Submitted by U.S. Sens. Mark Warner & Tim Kaine, and U.S. Reps. Rob Wittman, Scott Rigell, Bobby Scott and Randy Forbes
Newport News Shipbuilding (NNS), a division of Huntington Ingalls Industries (HII), made history Saturday, laying the keel for the U.S. Navy's 12th Virginia-class submarine. While this is newsworthy in and of itself, what makes the event historic is that this attack submarine, designated SSN 785, is the first in the class to be named after a person: Virginia's own former U.S. Senator John Warner.
Few people are more deserving of such a high honor.
Warner served five consecutive terms in the U.S. Senate, making him the second longest-serving senator in Virginia's history. His service to our country actually dates back to 1945—long before his first election in 1978—when he enlisted in the Navy at the age of 17 and served one year during World War II.
Warner returned to active duty in 1950, this time serving in the U.S. Marine Corps during the Korean War. He continued his service with the Marine Corps Reserve, ultimately reaching the rank of captain. After earning a law degree from the University of Virginia, Warner went on to serve as Assistant U.S. Attorney (1956-1960), Under Secretary of the Navy (1969-1972) and Secretary of the Navy (1972-1974).
One could say Warner's naval service has truly come full circle.

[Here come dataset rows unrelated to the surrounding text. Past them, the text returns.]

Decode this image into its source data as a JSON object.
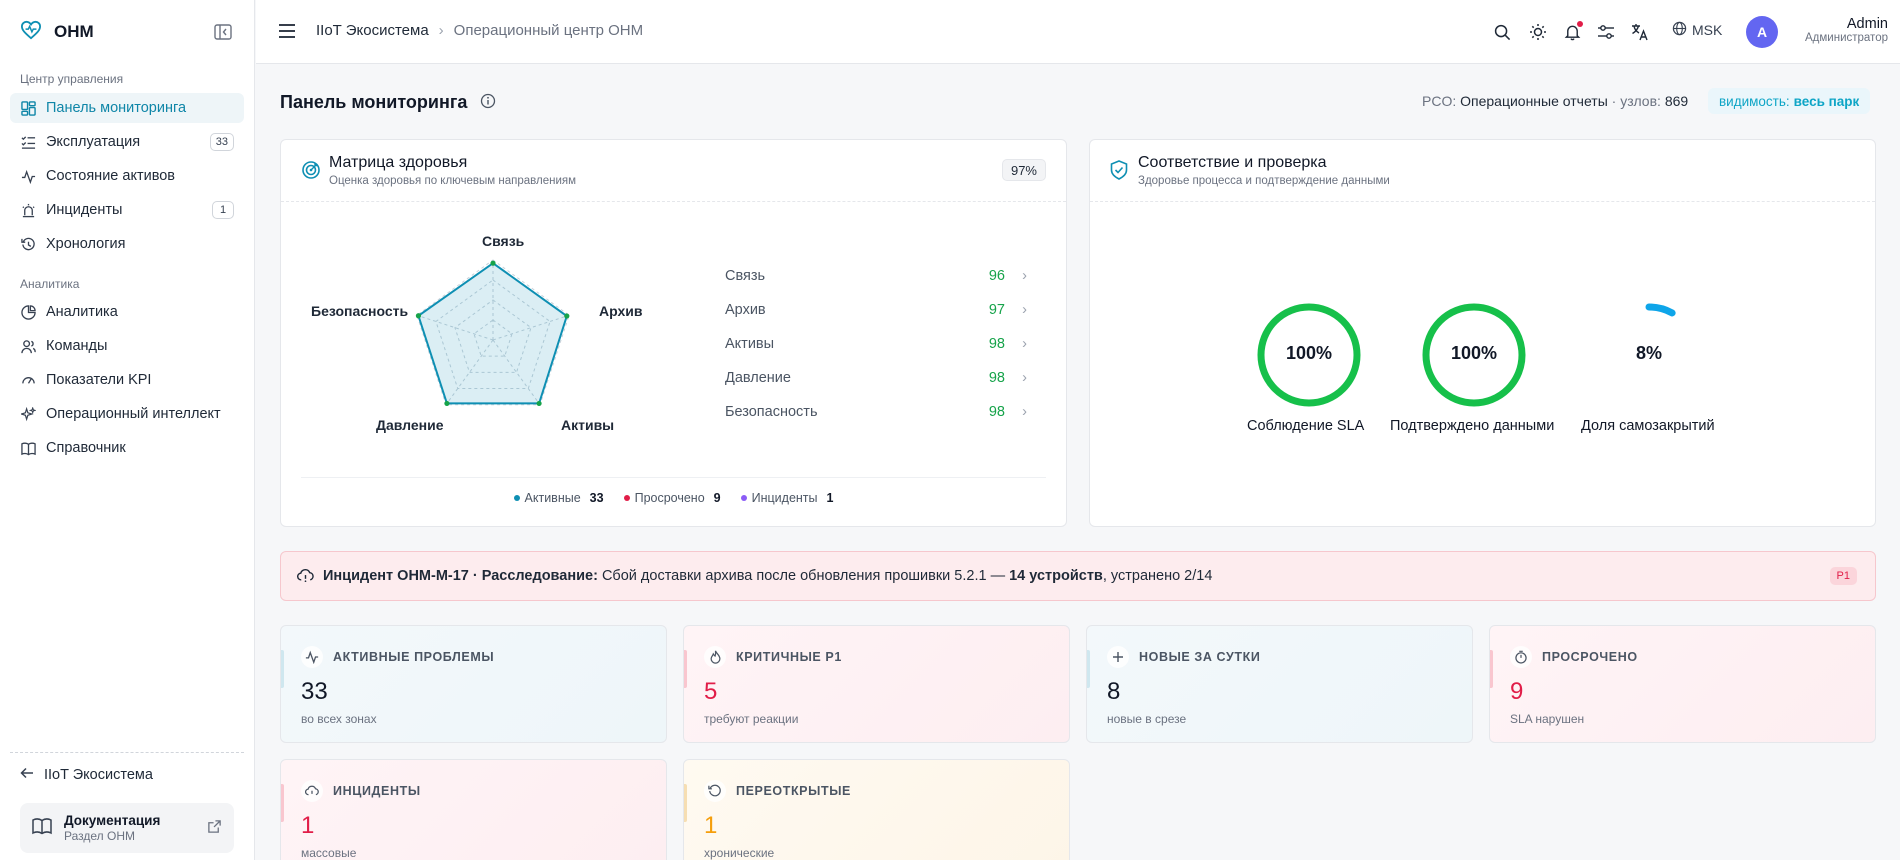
{
  "app": {
    "name": "ОНМ"
  },
  "sidebar": {
    "section1": "Центр управления",
    "section2": "Аналитика",
    "items": [
      {
        "label": "Панель мониторинга",
        "icon": "dashboard-icon"
      },
      {
        "label": "Эксплуатация",
        "badge": "33",
        "icon": "tasks-icon"
      },
      {
        "label": "Состояние активов",
        "icon": "activity-icon"
      },
      {
        "label": "Инциденты",
        "badge": "1",
        "icon": "siren-icon"
      },
      {
        "label": "Хронология",
        "icon": "history-icon"
      },
      {
        "label": "Аналитика",
        "icon": "chart-icon"
      },
      {
        "label": "Команды",
        "icon": "users-icon"
      },
      {
        "label": "Показатели KPI",
        "icon": "kpi-icon"
      },
      {
        "label": "Операционный интеллект",
        "icon": "sparkle-icon"
      },
      {
        "label": "Справочник",
        "icon": "book-icon"
      }
    ],
    "back": "IIoT Экосистема",
    "doc_title": "Документация",
    "doc_sub": "Раздел ОНМ"
  },
  "topbar": {
    "crumb1": "IIoT Экосистема",
    "crumb2": "Операционный центр ОНМ",
    "timezone": "MSK",
    "avatar": "A",
    "user_name": "Admin",
    "user_role": "Администратор"
  },
  "page": {
    "title": "Панель мониторинга",
    "pco_prefix": "PCO:",
    "pco_value": "Операционные отчеты",
    "pco_nodes": "· узлов:",
    "pco_nodes_value": "869",
    "visibility_label": "видимость:",
    "visibility_value": "весь парк"
  },
  "health": {
    "title": "Матрица здоровья",
    "subtitle": "Оценка здоровья по ключевым направлениям",
    "overall": "97%",
    "axes": [
      {
        "label": "Связь",
        "value": 96
      },
      {
        "label": "Архив",
        "value": 97
      },
      {
        "label": "Активы",
        "value": 98
      },
      {
        "label": "Давление",
        "value": 98
      },
      {
        "label": "Безопасность",
        "value": 98
      }
    ],
    "legend": [
      {
        "label": "Активные",
        "value": "33",
        "color": "#0e8fb3"
      },
      {
        "label": "Просрочено",
        "value": "9",
        "color": "#e11d48"
      },
      {
        "label": "Инциденты",
        "value": "1",
        "color": "#8b5cf6"
      }
    ]
  },
  "compliance": {
    "title": "Соответствие и проверка",
    "subtitle": "Здоровье процесса и подтверждение данными",
    "gauges": [
      {
        "value": "100%",
        "fraction": 1.0,
        "label": "Соблюдение SLA",
        "color": "#16c04a"
      },
      {
        "value": "100%",
        "fraction": 1.0,
        "label": "Подтверждено данными",
        "color": "#16c04a"
      },
      {
        "value": "8%",
        "fraction": 0.08,
        "label": "Доля самозакрытий",
        "color": "#0ea5e9"
      }
    ]
  },
  "incident": {
    "id_label": "Инцидент ОНМ-М-17 · Расследование:",
    "text": "Сбой доставки архива после обновления прошивки 5.2.1 —",
    "devices": "14 устройств",
    "fixed": ", устранено 2/14",
    "priority": "P1"
  },
  "kpis": [
    {
      "title": "АКТИВНЫЕ ПРОБЛЕМЫ",
      "value": "33",
      "sub": "во всех зонах",
      "icon": "activity-icon",
      "value_color": "#111827"
    },
    {
      "title": "КРИТИЧНЫЕ P1",
      "value": "5",
      "sub": "требуют реакции",
      "icon": "flame-icon",
      "value_color": "#e11d48"
    },
    {
      "title": "НОВЫЕ ЗА СУТКИ",
      "value": "8",
      "sub": "новые в срезе",
      "icon": "plus-icon",
      "value_color": "#111827"
    },
    {
      "title": "ПРОСРОЧЕНО",
      "value": "9",
      "sub": "SLA нарушен",
      "icon": "timer-icon",
      "value_color": "#e11d48"
    },
    {
      "title": "ИНЦИДЕНТЫ",
      "value": "1",
      "sub": "массовые",
      "icon": "cloud-alert-icon",
      "value_color": "#e11d48"
    },
    {
      "title": "ПЕРЕОТКРЫТЫЕ",
      "value": "1",
      "sub": "хронические",
      "icon": "reopen-icon",
      "value_color": "#f59e0b"
    }
  ]
}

Saturday's keel-laying ceremony, in addition to reminding us how quickly the four years have passed since he retired from the Senate, is also a reminder not only of how long he served, but how well.
If the keel is the structural foundation of the ship, it is not an overstatement to say Warner was the keel for the Senate. He showed time and again his willingness to reach across the aisle and compromise on difficult issues.
Of course, Sen. Warner's work on defense issues was arguably the hallmark of his tenure in the U.S. Senate. As Chairman of the Senate Armed Services Committee (SASC), he was a strong advocate for the safety and security of the United States and also for America's service men and women around the world. He was also a stalwart supporter for Virginia's military installations and defense industry. In fact, it is fitting that Warner's name is linked to a Virginia-class submarine, as he helped develop the 1997 teaming arrangement between General Dynamics Electric Boat and NNS to cooperatively build the submarines.
During Saturday's ceremony at NNS, Warner and his wife, Jeanne, chalked their initials onto a keel plate. Those chalk lines were then welded by a shipbuilder, and the keel plate will become a permanent part of the ship. Tradition holds that when Mrs. Warner fulfills her next duty as the ship's sponsor—christening the submarine with a bottle of sparkling wine— her character and personality will become a part of the ship and its crew. With a name like John Warner, we can already predict some of their many positive attributes: commitment, dependability, diplomacy and, of course, durability.
When he announced his retirement in 2007, Warner invoked Thomas Jefferson, saying: "There is a fullness of time when men should go and not occupy too long the ground to which others have the right to advance." Warner may have stepped down from public office, but when his namesake submarine is finished and joins the fleet, it will ensure that he continues to serve our country for decades to come.